Data records for software interfaces:
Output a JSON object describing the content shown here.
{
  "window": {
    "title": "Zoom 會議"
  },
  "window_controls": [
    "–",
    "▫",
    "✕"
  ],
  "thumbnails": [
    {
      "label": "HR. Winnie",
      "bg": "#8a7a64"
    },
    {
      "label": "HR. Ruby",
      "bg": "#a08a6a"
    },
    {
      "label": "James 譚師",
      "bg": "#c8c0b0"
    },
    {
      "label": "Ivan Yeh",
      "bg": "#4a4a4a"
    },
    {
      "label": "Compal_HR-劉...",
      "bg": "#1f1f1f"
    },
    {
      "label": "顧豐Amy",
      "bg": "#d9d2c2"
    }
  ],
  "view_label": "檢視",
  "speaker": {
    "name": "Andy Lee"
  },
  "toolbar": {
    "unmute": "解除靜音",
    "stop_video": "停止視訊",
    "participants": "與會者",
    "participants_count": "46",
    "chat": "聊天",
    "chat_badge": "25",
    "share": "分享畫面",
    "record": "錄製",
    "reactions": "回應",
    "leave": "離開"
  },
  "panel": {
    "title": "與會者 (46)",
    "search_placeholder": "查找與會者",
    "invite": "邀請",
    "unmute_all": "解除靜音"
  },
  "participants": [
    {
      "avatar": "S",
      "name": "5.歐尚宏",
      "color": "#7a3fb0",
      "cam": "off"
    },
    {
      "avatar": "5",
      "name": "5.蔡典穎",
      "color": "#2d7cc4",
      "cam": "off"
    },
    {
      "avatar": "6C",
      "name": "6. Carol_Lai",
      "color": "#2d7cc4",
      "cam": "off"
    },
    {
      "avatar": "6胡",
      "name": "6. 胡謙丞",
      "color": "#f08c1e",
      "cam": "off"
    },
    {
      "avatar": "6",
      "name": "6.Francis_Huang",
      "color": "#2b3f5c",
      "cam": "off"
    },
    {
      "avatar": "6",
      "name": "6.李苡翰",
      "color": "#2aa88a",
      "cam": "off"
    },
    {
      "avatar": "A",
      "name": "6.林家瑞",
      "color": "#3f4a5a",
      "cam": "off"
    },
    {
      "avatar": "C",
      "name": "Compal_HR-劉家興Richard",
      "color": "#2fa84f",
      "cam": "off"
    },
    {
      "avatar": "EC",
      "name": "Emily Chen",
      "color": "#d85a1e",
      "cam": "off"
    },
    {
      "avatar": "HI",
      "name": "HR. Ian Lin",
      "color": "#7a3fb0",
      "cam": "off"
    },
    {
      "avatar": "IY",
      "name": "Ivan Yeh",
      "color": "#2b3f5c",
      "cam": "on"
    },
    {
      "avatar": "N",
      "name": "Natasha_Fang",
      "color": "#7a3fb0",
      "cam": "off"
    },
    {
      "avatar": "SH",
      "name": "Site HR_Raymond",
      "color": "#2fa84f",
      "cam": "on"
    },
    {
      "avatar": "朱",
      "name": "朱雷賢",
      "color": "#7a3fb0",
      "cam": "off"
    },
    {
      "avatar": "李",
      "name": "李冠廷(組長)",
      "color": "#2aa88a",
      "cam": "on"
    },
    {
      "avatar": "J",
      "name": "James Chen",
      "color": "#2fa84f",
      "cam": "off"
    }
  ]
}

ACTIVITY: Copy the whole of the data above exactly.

RESPONSE TO THE TASK:
Output a JSON object describing the content shown here.
{
  "window": {
    "title": "Zoom 會議"
  },
  "window_controls": [
    "–",
    "▫",
    "✕"
  ],
  "thumbnails": [
    {
      "label": "HR. Winnie",
      "bg": "#8a7a64"
    },
    {
      "label": "HR. Ruby",
      "bg": "#a08a6a"
    },
    {
      "label": "James 譚師",
      "bg": "#c8c0b0"
    },
    {
      "label": "Ivan Yeh",
      "bg": "#4a4a4a"
    },
    {
      "label": "Compal_HR-劉...",
      "bg": "#1f1f1f"
    },
    {
      "label": "顧豐Amy",
      "bg": "#d9d2c2"
    }
  ],
  "view_label": "檢視",
  "speaker": {
    "name": "Andy Lee"
  },
  "toolbar": {
    "unmute": "解除靜音",
    "stop_video": "停止視訊",
    "participants": "與會者",
    "participants_count": "46",
    "chat": "聊天",
    "chat_badge": "25",
    "share": "分享畫面",
    "record": "錄製",
    "reactions": "回應",
    "leave": "離開"
  },
  "panel": {
    "title": "與會者 (46)",
    "search_placeholder": "查找與會者",
    "invite": "邀請",
    "unmute_all": "解除靜音"
  },
  "participants": [
    {
      "avatar": "S",
      "name": "5.歐尚宏",
      "color": "#7a3fb0",
      "cam": "off"
    },
    {
      "avatar": "5",
      "name": "5.蔡典穎",
      "color": "#2d7cc4",
      "cam": "off"
    },
    {
      "avatar": "6C",
      "name": "6. Carol_Lai",
      "color": "#2d7cc4",
      "cam": "off"
    },
    {
      "avatar": "6胡",
      "name": "6. 胡謙丞",
      "color": "#f08c1e",
      "cam": "off"
    },
    {
      "avatar": "6",
      "name": "6.Francis_Huang",
      "color": "#2b3f5c",
      "cam": "off"
    },
    {
      "avatar": "6",
      "name": "6.李苡翰",
      "color": "#2aa88a",
      "cam": "off"
    },
    {
      "avatar": "A",
      "name": "6.林家瑞",
      "color": "#3f4a5a",
      "cam": "off"
    },
    {
      "avatar": "C",
      "name": "Compal_HR-劉家興Richard",
      "color": "#2fa84f",
      "cam": "off"
    },
    {
      "avatar": "EC",
      "name": "Emily Chen",
      "color": "#d85a1e",
      "cam": "off"
    },
    {
      "avatar": "HI",
      "name": "HR. Ian Lin",
      "color": "#7a3fb0",
      "cam": "off"
    },
    {
      "avatar": "IY",
      "name": "Ivan Yeh",
      "color": "#2b3f5c",
      "cam": "on"
    },
    {
      "avatar": "N",
      "name": "Natasha_Fang",
      "color": "#7a3fb0",
      "cam": "off"
    },
    {
      "avatar": "SH",
      "name": "Site HR_Raymond",
      "color": "#2fa84f",
      "cam": "on"
    },
    {
      "avatar": "朱",
      "name": "朱雷賢",
      "color": "#7a3fb0",
      "cam": "off"
    },
    {
      "avatar": "李",
      "name": "李冠廷(組長)",
      "color": "#2aa88a",
      "cam": "on"
    },
    {
      "avatar": "J",
      "name": "James Chen",
      "color": "#2fa84f",
      "cam": "off"
    }
  ]
}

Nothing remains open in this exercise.